Facebook’s Mobile Phone: Three Reasons to "Unlike" This Strategy
Facebook is set to announce this Thursday the release of the Facebook Phone in partnership with HTC. According to the latest mobile report from The New York Times, the plans are to manufacture the first smartphone designed around the total social/sharing experience that Facebook enables. Maybe it’ll be called PhoneBook? Ugh.
On paper, it’s a really good idea. More than a billion people use Facebook on a regular basis to connect with friends, weigh in on political ideas, and just generally brag. And as it turns out, MOST of them are posting, liking and commenting from a mobile device.

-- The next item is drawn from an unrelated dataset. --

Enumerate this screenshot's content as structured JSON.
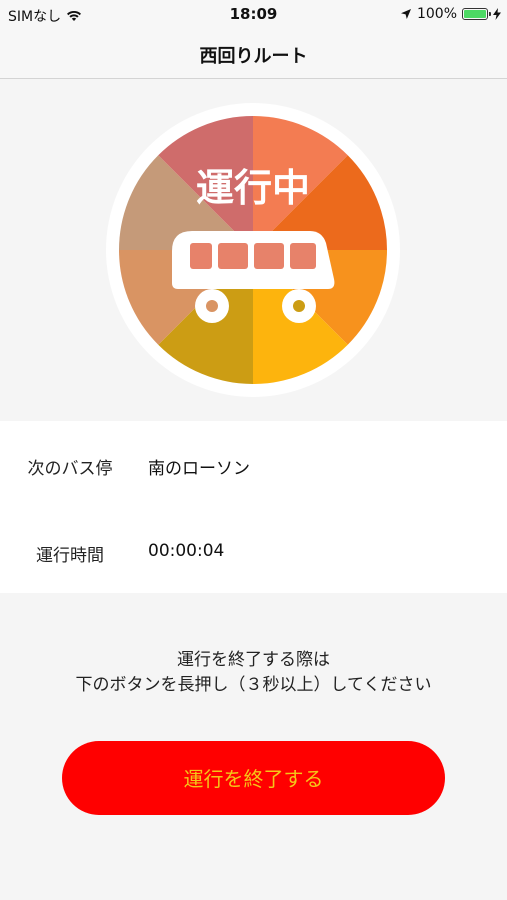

However, this announcement is NOT on paper. It’s real. And on most levels, it’s kind of silly. Facebook has become one of the most visible, one of the most recognized, and one of the most important brands on the planet, (although, according to the stock price relative to the IPO, NOT one of the most valuable.)
And yet, with all the Stanford MBAs on staff in their marketing and operations departments, is there anyone there voicing an opinion that this is a thinly veiled brand extension that's simply designed to appease shareholders with a strategy to create more revenue streams? Because, let’s face it folks, that’s what it is.
The subtext of the “exciting” and “new” direction for Facebook is to have another screen for advertising. Period. Facebook’s entire valuation was built – however hastily, however erred – on the idea that a billion+ eyeballs is a road paved with advertising gold. Add another screen, and you can charge another scale. The new rate card must be getting a design makeover just like the news feed.
But that road to gold, being paved this week with this mobile announcement, is pocked with obstacles. From a marketing perspective, these three obstacles indicate a likely FAIL and another rough year for Zuck & Co.Continued on the next page